At the dinner table the whole family would debate the issues of the day. Mary Thomas was the more passionate parent, says Helen's older sister Isabelle, with ironclad views of right and wrong. But if there was one overriding opinion in the household, it was that every child had to get a college education. Eventually, all nine did. George and Mary "put the highest stock in education," Helen Thomas says, "because they had none."

Thomas likes to say she "assigned herself" to cover the White House, but former boss Grant Dillman says that's not quite right. UPI vice president Julius Frandsen "sent her there to cover Jackie [Kennedy], but he underestimated her," Dillman says. "She was soon poking her nose into all aspects of the news of the day as well." Through the years, Thomas's questions have become notorious - praised as tough, irreverent and populist; criticized for a pro-Palestinian bias, theatricality and lack of sophistication. Some reporters complain that Thomas too often presents her own position on issues; others say her adversarial stance reflects a relationship with the White House that more reporters should emulate. Thomas believes that, as a reporter, she is a surrogate for the public. "Press conferences," she says, "are the only forum ... where the president can be questioned."

She has great influence with her peers, according to White House press secretary Marlin Fitzwater. "There are two or three people in the press corps who can guide it," he says. "If any of these people go after a story, they take the whole press corps with them.

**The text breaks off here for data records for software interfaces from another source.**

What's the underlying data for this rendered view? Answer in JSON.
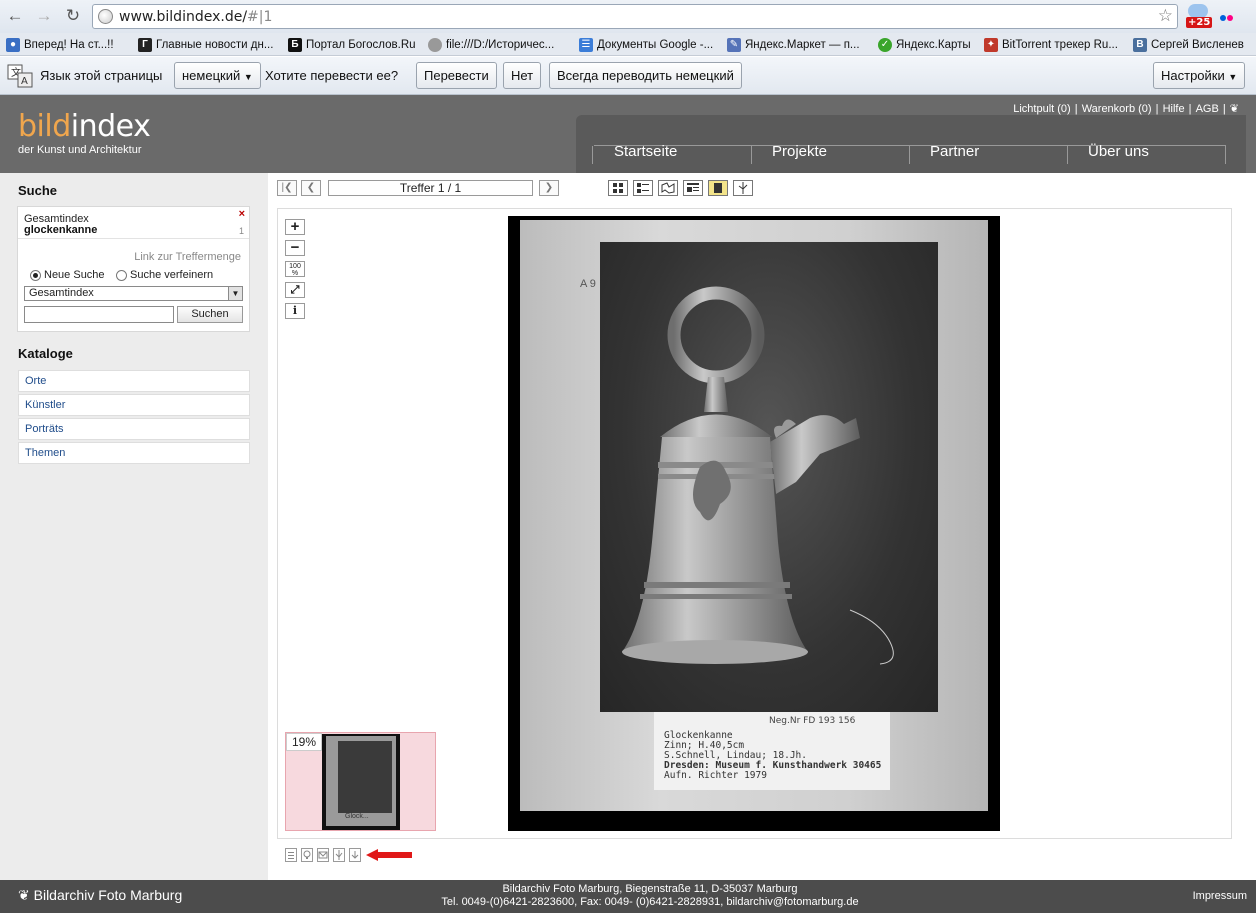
{
  "browser": {
    "url_host": "www.bildindex.de/",
    "url_path": "#|1",
    "badge_count": "+25",
    "bookmarks": [
      {
        "label": "Вперед! На ст...!!",
        "icon": "user-icon",
        "color": "#3a6fc4"
      },
      {
        "label": "Главные новости дн...",
        "icon": "g-icon",
        "color": "#222222"
      },
      {
        "label": "Портал Богослов.Ru",
        "icon": "b-icon",
        "color": "#111111"
      },
      {
        "label": "file:///D:/Историчес...",
        "icon": "globe-icon",
        "color": "#888888"
      },
      {
        "label": "Документы Google -...",
        "icon": "docs-icon",
        "color": "#3b7dd8"
      },
      {
        "label": "Яндекс.Маркет — п...",
        "icon": "market-icon",
        "color": "#5573b8"
      },
      {
        "label": "Яндекс.Карты",
        "icon": "maps-icon",
        "color": "#3aa52b"
      },
      {
        "label": "BitTorrent трекер Ru...",
        "icon": "torrent-icon",
        "color": "#c0392b"
      },
      {
        "label": "Сергей Висленев",
        "icon": "vk-icon",
        "color": "#4a6f9d"
      }
    ]
  },
  "translate_bar": {
    "label": "Язык этой страницы",
    "language": "немецкий",
    "question": "Хотите перевести ее?",
    "translate": "Перевести",
    "no": "Нет",
    "always": "Всегда переводить немецкий",
    "settings": "Настройки"
  },
  "site": {
    "logo_part1": "bild",
    "logo_part2": "index",
    "logo_sub": "der Kunst und Architektur",
    "meta_links": [
      "Lichtpult (0)",
      "Warenkorb (0)",
      "Hilfe",
      "AGB"
    ],
    "nav": [
      "Startseite",
      "Projekte",
      "Partner",
      "Über uns"
    ]
  },
  "sidebar": {
    "search_title": "Suche",
    "search_index": "Gesamtindex",
    "search_term": "glockenkanne",
    "search_count": "1",
    "link_label": "Link zur Treffermenge",
    "radio_new": "Neue Suche",
    "radio_refine": "Suche verfeinern",
    "scope": "Gesamtindex",
    "search_button": "Suchen",
    "catalog_title": "Kataloge",
    "catalogs": [
      "Orte",
      "Künstler",
      "Porträts",
      "Themen"
    ]
  },
  "viewer": {
    "hit_counter": "Treffer 1 / 1",
    "zoom_reset": "100 %",
    "thumb_zoom": "19%",
    "thumb_caption": "Glock...",
    "label": {
      "neg_nr": "Neg.Nr  FD  193 156",
      "line1": "Glockenkanne",
      "line2": "Zinn; H.40,5cm",
      "line3": "S.Schnell, Lindau; 18.Jh.",
      "line4": "Dresden: Museum f. Kunsthandwerk 30465",
      "line5": "Aufn. Richter 1979"
    }
  },
  "footer": {
    "logo": "Bildarchiv Foto Marburg",
    "address": "Bildarchiv Foto Marburg, Biegenstraße 11, D-35037 Marburg",
    "contact": "Tel. 0049-(0)6421-2823600, Fax: 0049- (0)6421-2828931, bildarchiv@fotomarburg.de",
    "impressum": "Impressum"
  },
  "colors": {
    "logo_accent": "#f0a64d",
    "header_bg": "#6a6a6a",
    "footer_bg": "#4c4c4c",
    "link": "#1f4c8a",
    "thumb_bg": "#f7d9de",
    "arrow": "#e01818"
  }
}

Helen is clearly one of those people.

Amanda Spake is a senior editor of The Washington Post Magazine.

This article appeared on pages 40-41 of the May/June 1991 print edition of Saudi Aramco World.


Check the Public Affairs Digital Image Archive for May/June 1991 images.